You say "Can we adjust the temperatures for this decrease in cloud cover?"

Why should you adjust the temperatures? A hot day is a hot day and a cool one a cool one. The temperature tells us so.

The reason for this maybe more or less cloud cover or cool winds from the south or warm ones from the north, but the temperature records should not be tampered with.

In the case of Australia, decrease in cloud cover is probably due to it getting drier, which should result in hotter days and cooler nights.

Is this happening? And how does one average the temperature over the day? Is this averaging accurate?

Regards - Richard

Anonymous said...

I think that is specious reasoning. You could probably prove that winter is cloudier than summer, but the logic of this comment suggests that winter is colder because of increased cloud cover, and not because clouds form at colder temperatures.

davidmhoffer said...

I am curious if you are going to extend this study to include analysis of cloud cover effect seasonaly? I live in an extreme north temperate zone where it is common knowledge that more cloud cover means cooler summers and warmer winters. Or to be more accurate, increased cloud cover means summers that are less hot and winters that are less cold. But you have to be far enough north (south in your case) for this to become significant. Since a lot of long term temperature reconstruction is being done from tree ring data, and the trees being used come from Siberia in a lot of studies, I always wondered if the growing season was reflective of the annual mean since increased cloud cover would have opposite effects on temp in summer vs winter for similar reasons to day vs night.

Jonathan Lowe said...

Hi David,
you say you live north, so we ar talking broome-darwin-carins? This is Australian data we are talking about. I understand that the winters up there have lots of clouds and unstable temperatures during such time. And yes I will do a seasonal analysis of cloud cover. thansk for the comment.

knowledgedrift said...

lol... I meant WAY north. A whole hemisphere. Winnipeg, Canada.

I any event will be very interested in your results.

Jonathan Lowe said...

thought you may have. I only have Australian data from the Bom that I am analysing.

knowledgedrift said...

tx. doesn't matter where the data is from as long as the latitude is high enough that the sun's inclination would reverse cloud cover effects from cooling to warming based on season. that's the effect I am interested in and how it relates to annual temps.

Kmbh Gordon said...

Having just discovered your blog, I wonder how comparable the noon temperature is from standard time to daylight saving. BoM records the time of the max wid-gust at "local" time, which can vary according to which side of the Tweed you are on. My vague recollection of schoolboy meteorolgy in GB is that we always worked on GMT, but what does the BoM do?

Jonathan Lowe said...

work on AEDT. SO if there is daylight savings, then its included, if there isn't, it's not.

Tim Curtin said...
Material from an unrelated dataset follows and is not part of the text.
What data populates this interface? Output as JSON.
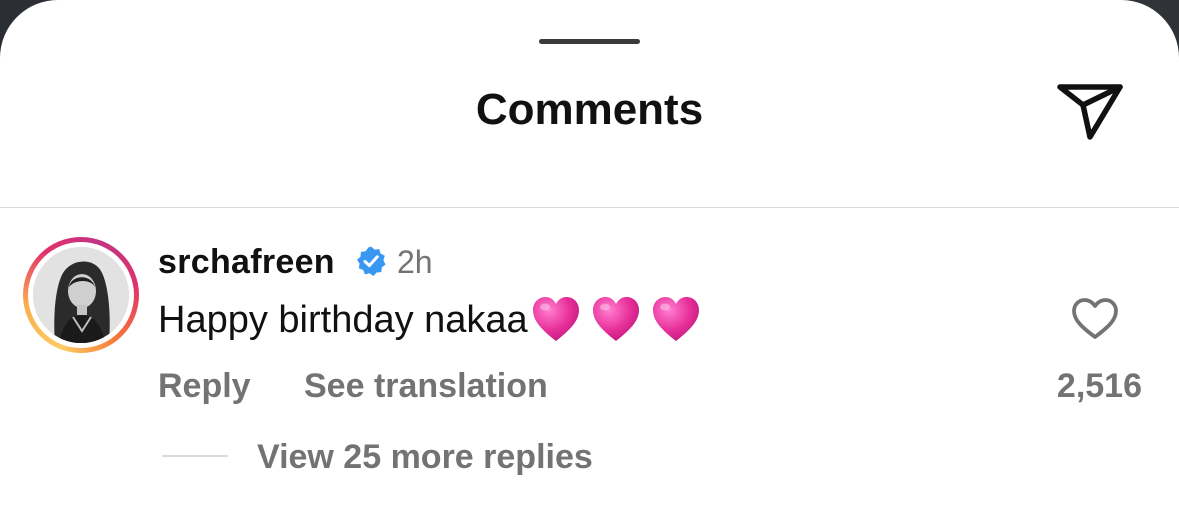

JL: Excellent work, I much enjoyed reading all 6 parts. I have done some work on similar lines, but regressing min & max temps on solar radiation/insolation and atmopsheric CO2 amongst other variables. I'd be glad to share it with you if you contact me at tcurtin "at" bigblue.net.au
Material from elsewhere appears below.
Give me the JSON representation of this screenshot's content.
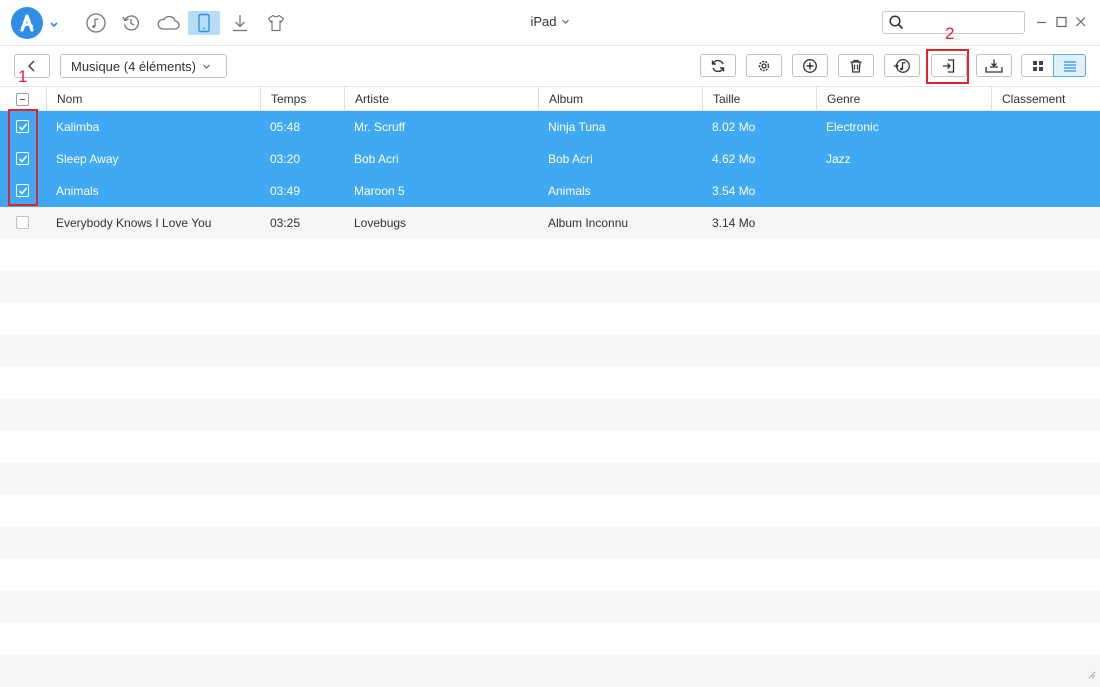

Kmbh Gordon said...

Time of record.
So a noon reading in NSW/ACT/VIC suddenly flips to 1100 AEST on one day of the year, and continues there for summer, flipping back to noon AEST at the end of summer (QLD having carried on with AEST throughout). Is this significant to your study?
"Adjustment" of temperature records seems to be the norm in climate science, but I would hope to see a raw reading set alongside the "improved" reading and a clear justification for the adjustment.

Jonathan Lowe said...
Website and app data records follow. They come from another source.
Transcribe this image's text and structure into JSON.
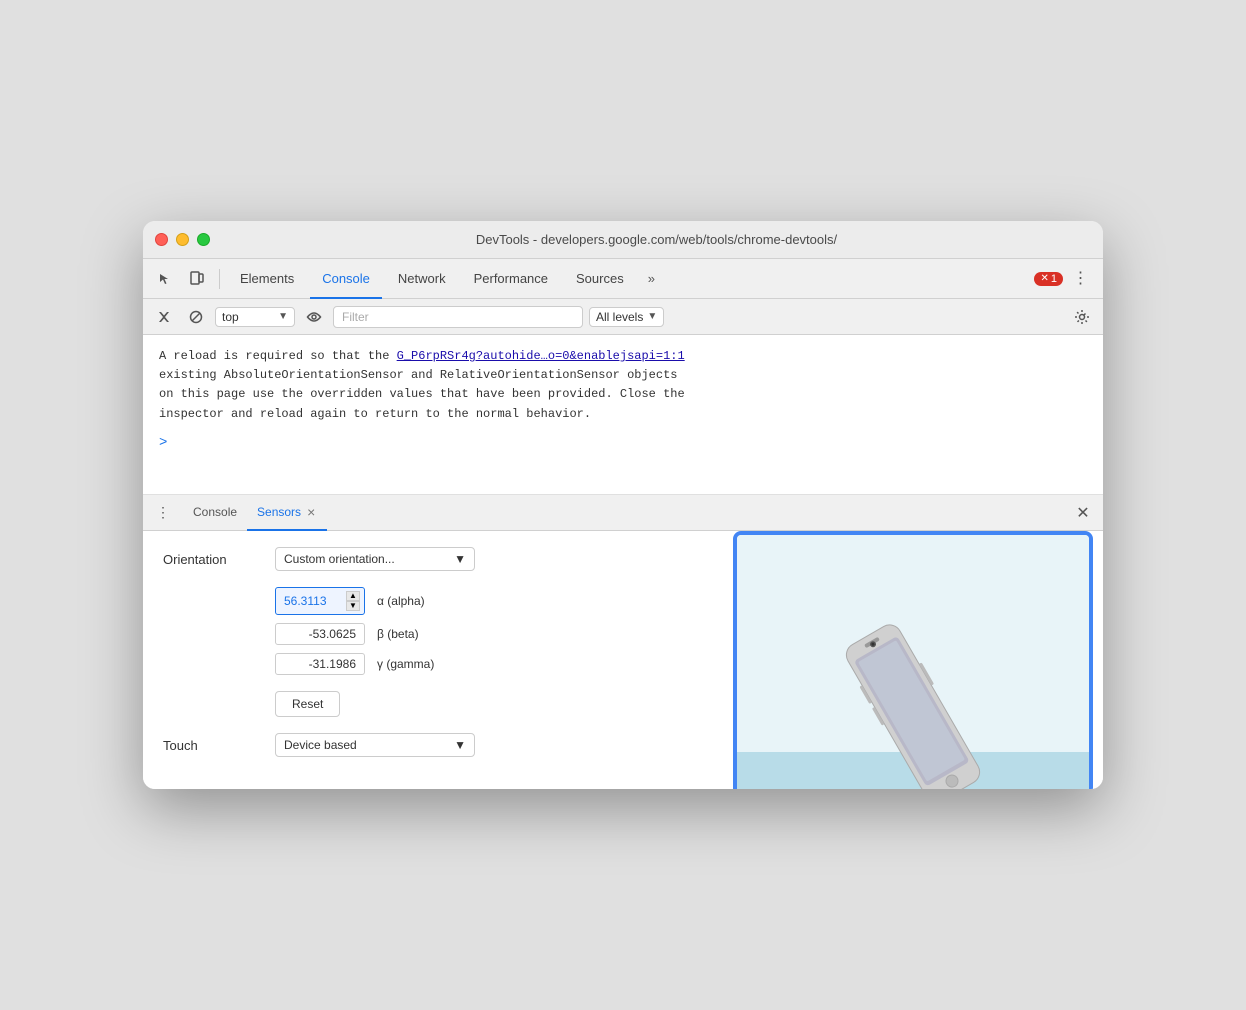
{
  "window": {
    "title": "DevTools - developers.google.com/web/tools/chrome-devtools/"
  },
  "toolbar": {
    "tabs": [
      {
        "id": "elements",
        "label": "Elements",
        "active": false
      },
      {
        "id": "console",
        "label": "Console",
        "active": true
      },
      {
        "id": "network",
        "label": "Network",
        "active": false
      },
      {
        "id": "performance",
        "label": "Performance",
        "active": false
      },
      {
        "id": "sources",
        "label": "Sources",
        "active": false
      }
    ],
    "more_label": "»",
    "error_count": "1"
  },
  "toolbar2": {
    "context_value": "top",
    "filter_placeholder": "Filter",
    "level_label": "All levels"
  },
  "console": {
    "message": "A reload is required so that the",
    "link_text": "G_P6rpRSr4g?autohide…o=0&enablejsapi=1:1",
    "message2": "existing AbsoluteOrientationSensor and RelativeOrientationSensor objects",
    "message3": "on this page use the overridden values that have been provided. Close the",
    "message4": "inspector and reload again to return to the normal behavior.",
    "prompt": ">"
  },
  "panel_tabs": {
    "console_label": "Console",
    "sensors_label": "Sensors",
    "sensors_close": "×"
  },
  "sensors": {
    "orientation_label": "Orientation",
    "dropdown_value": "Custom orientation...",
    "alpha_value": "56.3113",
    "alpha_label": "α (alpha)",
    "beta_value": "-53.0625",
    "beta_label": "β (beta)",
    "gamma_value": "-31.1986",
    "gamma_label": "γ (gamma)",
    "reset_label": "Reset",
    "touch_label": "Touch",
    "touch_dropdown": "Device based"
  }
}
hi tim, this isn't the final analysis of the australian temperature record.

And Kmbh, yes this is correct. At the moment the analysis is based on what you said, so no adjustments. You might want to read the summer vs winter thread which would talk about the day light savings issue.

ABC NEWS WATCH said...

How do I get in touch? Would like to see a graph comparing Melbourne CBD, Laverton and a station by the name of Durdidwarrah, west of Laverton to highlight growing UHI effect.

MarcH

Jonathan Lowe said...

you can get that data and most of everything else data here for free: http://www.bom.gov.au/climate/data/index.shtml

Link